The number of Asians living in the U.S. as of 2010. The cohort grew by 46 percent between 2000 and 2010, the fastest of any other racial demographic and more than four times faster than the overall U.S. population.
The median age for Asians in 2010. The U.S. Asian community is slightly younger than the average population. Almost a quarter of the Asian-American population was under 18 in 2010.
The approximate percentage of Asians who were older than 25 and held a bachelor’s degree or higher. The average for all Americans is 28 percent. Almost 20 percent of Asians held a graduate or professional degree—about 10 percent higher than the U.S. average.
Other Facts of Note

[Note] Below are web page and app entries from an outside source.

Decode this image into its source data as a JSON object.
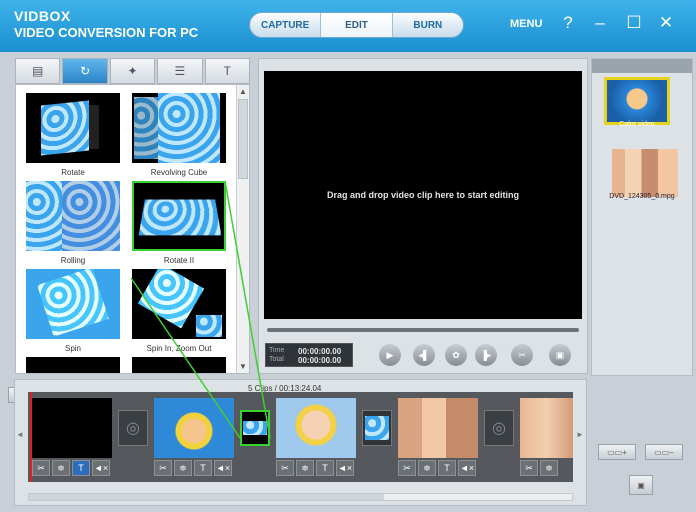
{
  "app": {
    "brand_line1": "VIDBOX",
    "brand_line2": "VIDEO CONVERSION FOR PC",
    "accent": "#1f97dc"
  },
  "modes": [
    {
      "label": "CAPTURE"
    },
    {
      "label": "EDIT"
    },
    {
      "label": "BURN"
    }
  ],
  "window": {
    "menu": "MENU",
    "help": "?",
    "minimize": "–",
    "maximize": "☐",
    "close": "✕"
  },
  "effect_tabs": [
    {
      "icon": "filmstrip-icon",
      "glyph": "▤"
    },
    {
      "icon": "transition-swirl-icon",
      "glyph": "↻"
    },
    {
      "icon": "magic-wand-icon",
      "glyph": "✦"
    },
    {
      "icon": "sliders-icon",
      "glyph": "☰"
    },
    {
      "icon": "text-icon",
      "glyph": "T"
    }
  ],
  "effects": [
    {
      "name": "Rotate"
    },
    {
      "name": "Revolving Cube"
    },
    {
      "name": "Rolling"
    },
    {
      "name": "Rotate II"
    },
    {
      "name": "Spin"
    },
    {
      "name": "Spin In, Zoom Out"
    }
  ],
  "preview": {
    "drop_hint": "Drag and drop video clip here to start editing",
    "time_label": "Time",
    "total_label": "Total",
    "time_value": "00:00:00.00",
    "total_value": "00:00:00.00"
  },
  "player_buttons": [
    {
      "icon": "play-icon",
      "glyph": "▶"
    },
    {
      "icon": "previous-frame-icon",
      "glyph": "◂▌"
    },
    {
      "icon": "settings-icon",
      "glyph": "✿"
    },
    {
      "icon": "next-frame-icon",
      "glyph": "▐▸"
    },
    {
      "icon": "cut-icon",
      "glyph": "✂"
    },
    {
      "icon": "save-icon",
      "glyph": "▣"
    }
  ],
  "media": [
    {
      "caption": "Color video",
      "selected": true
    },
    {
      "caption": "DVD_124305_0.mpg",
      "selected": false
    }
  ],
  "media_buttons": {
    "add": "▭▭+",
    "remove": "▭▭−"
  },
  "timeline": {
    "info": "5 Clips / 00:13:24.04",
    "clip_tool_glyphs": [
      "✂",
      "≑",
      "T",
      "◄×"
    ]
  }
}
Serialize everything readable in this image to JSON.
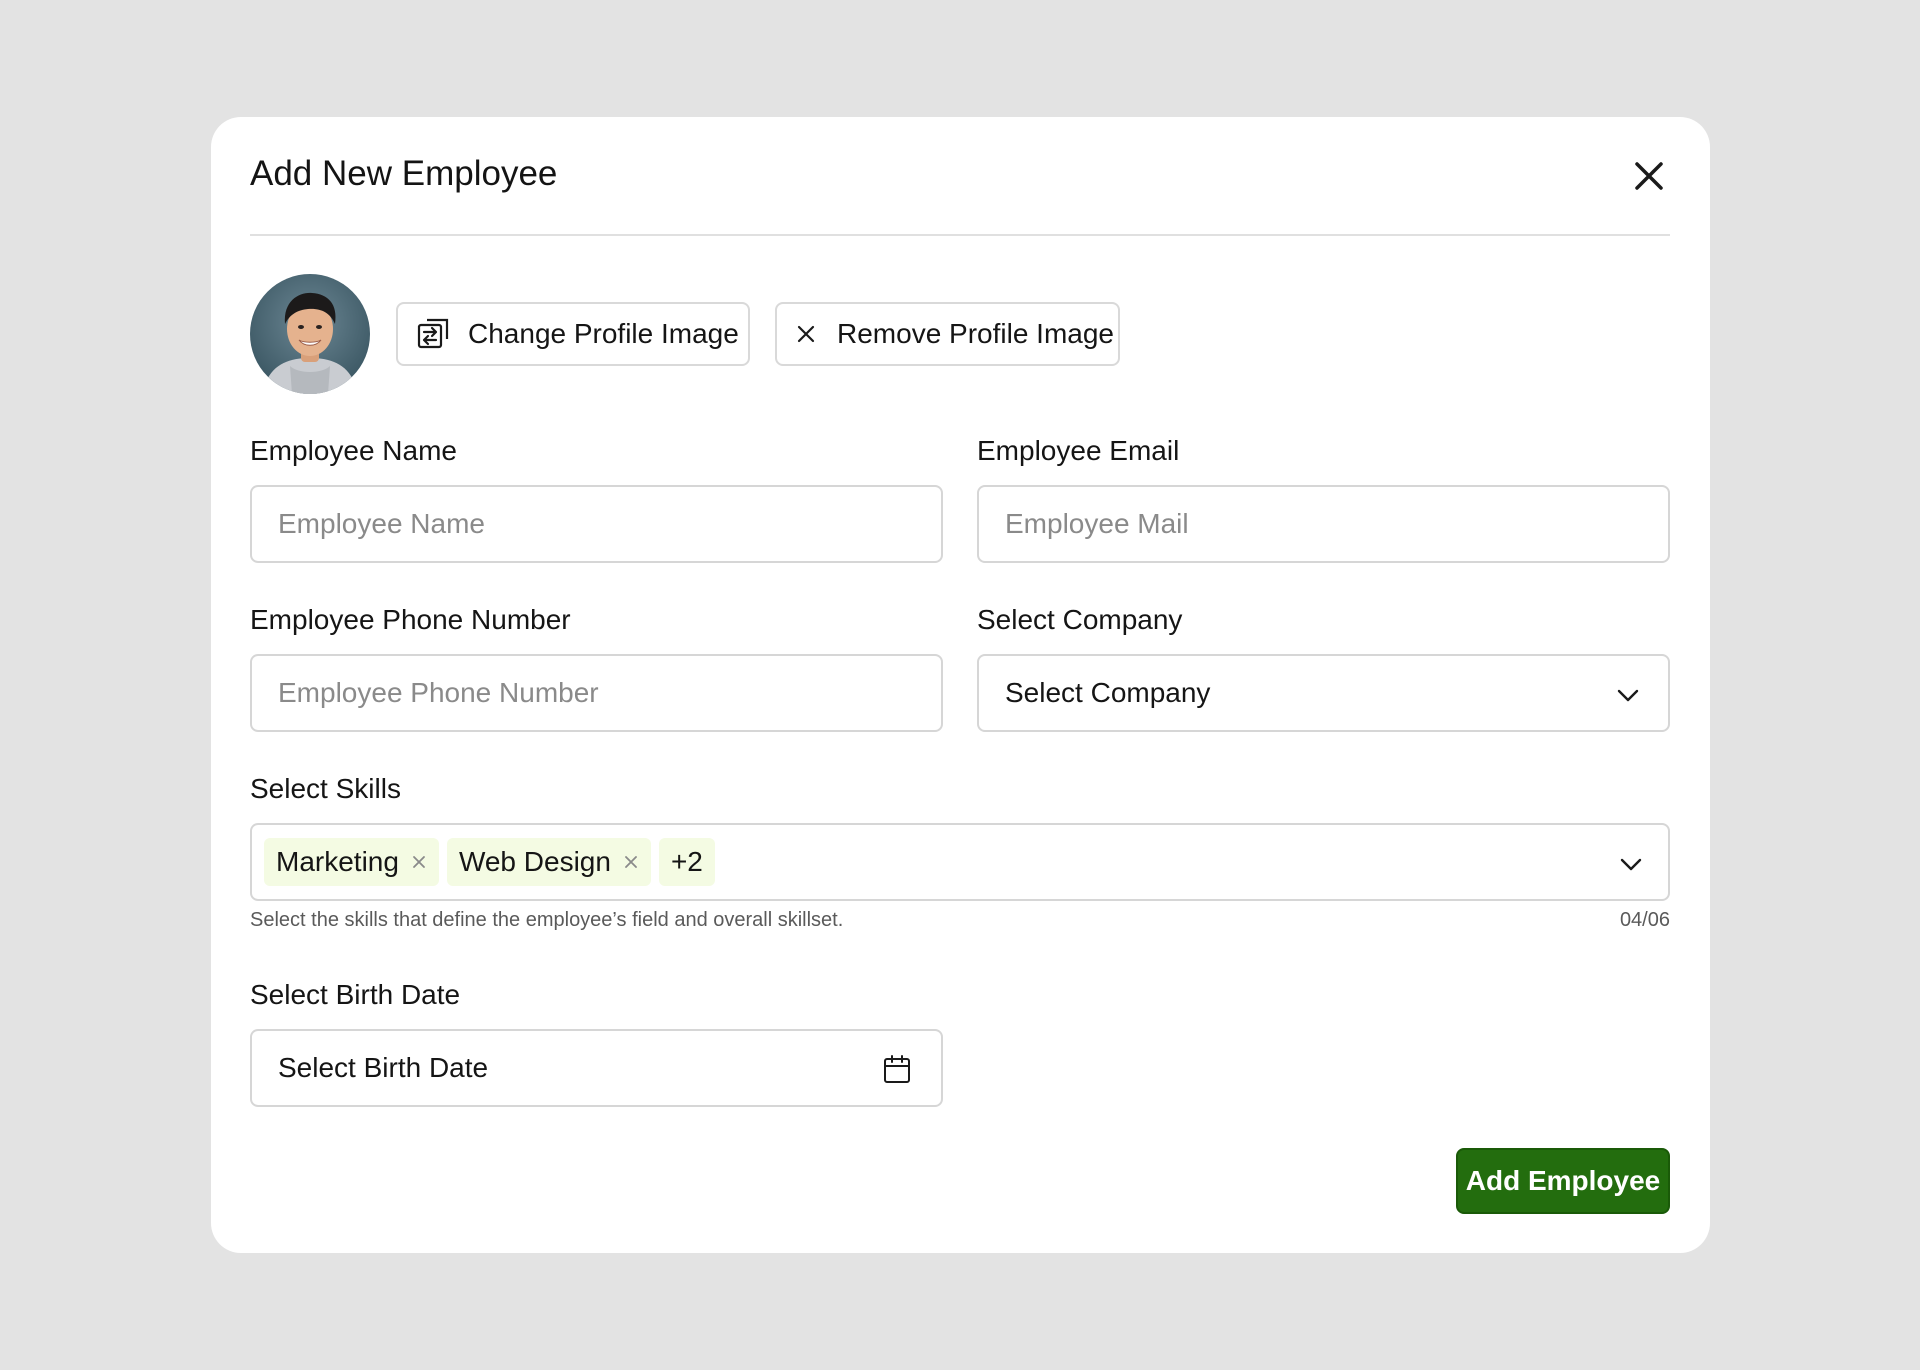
{
  "modal": {
    "title": "Add New Employee"
  },
  "profile": {
    "change_label": "Change Profile Image",
    "remove_label": "Remove Profile Image"
  },
  "fields": {
    "name": {
      "label": "Employee Name",
      "placeholder": "Employee Name",
      "value": ""
    },
    "email": {
      "label": "Employee Email",
      "placeholder": "Employee Mail",
      "value": ""
    },
    "phone": {
      "label": "Employee Phone Number",
      "placeholder": "Employee Phone Number",
      "value": ""
    },
    "company": {
      "label": "Select Company",
      "value": "Select Company"
    },
    "skills": {
      "label": "Select Skills",
      "chips": [
        "Marketing",
        "Web Design"
      ],
      "more": "+2",
      "helper": "Select the skills that define the employee’s field and overall skillset.",
      "counter": "04/06"
    },
    "birth_date": {
      "label": "Select Birth Date",
      "value": "Select Birth Date"
    }
  },
  "actions": {
    "submit_label": "Add Employee"
  },
  "colors": {
    "primary": "#236d0e",
    "chip_bg": "#f4fbe3",
    "backdrop": "#e3e3e3"
  }
}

The approximate percentage of the Asian population concentrated in just 10 states, with California, New York, and Texas at the top of the list.
The smallest percentage of growth for the Asian population among 49 states between 2000 and 2010. The Asian population grew by at least 30 percent in all states except Hawaii, which saw an 11 percent increase. The highest growth was in Nevada and Arizona, with increases of 116 percent and 95 percent, respectively.

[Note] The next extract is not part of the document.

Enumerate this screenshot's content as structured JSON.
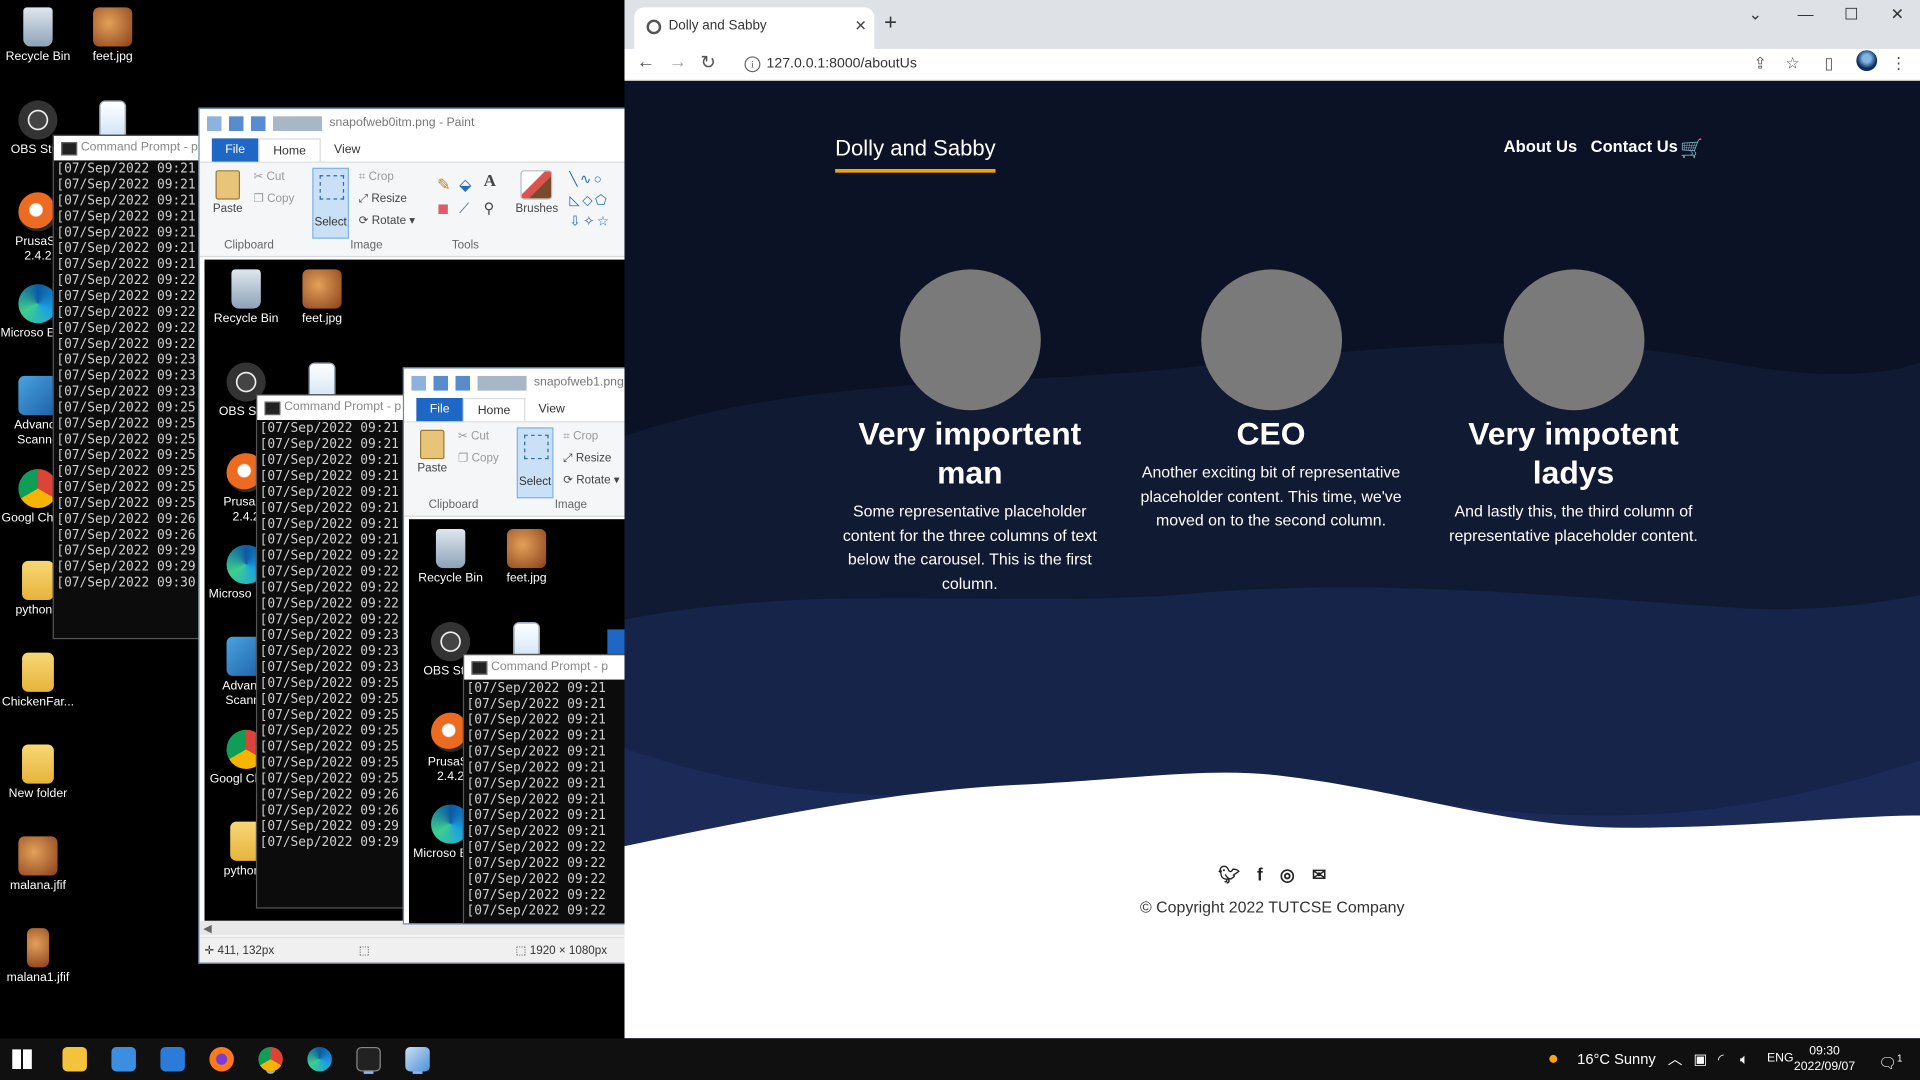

The median household income for Asians, which is a little over $16,000 more than the average U.S. household.
The approximate percentage of U.S. residents of Asian descent estimated to have been born outside the United States. About 12.8 million are U.S. citizens, either born in the country or naturalized.
The estimated number of U.S. residents who will identify as solely Asian or of Asian descent in 2050. It would constitute about 9 percent of the total projected population for that year. As of 2010, Asians accounted for 5.6 percent of the country’s total population.
The above data assumes the population for U.S. residents who identify themselves as solely Asian or of partial Asian descent according to the census standards.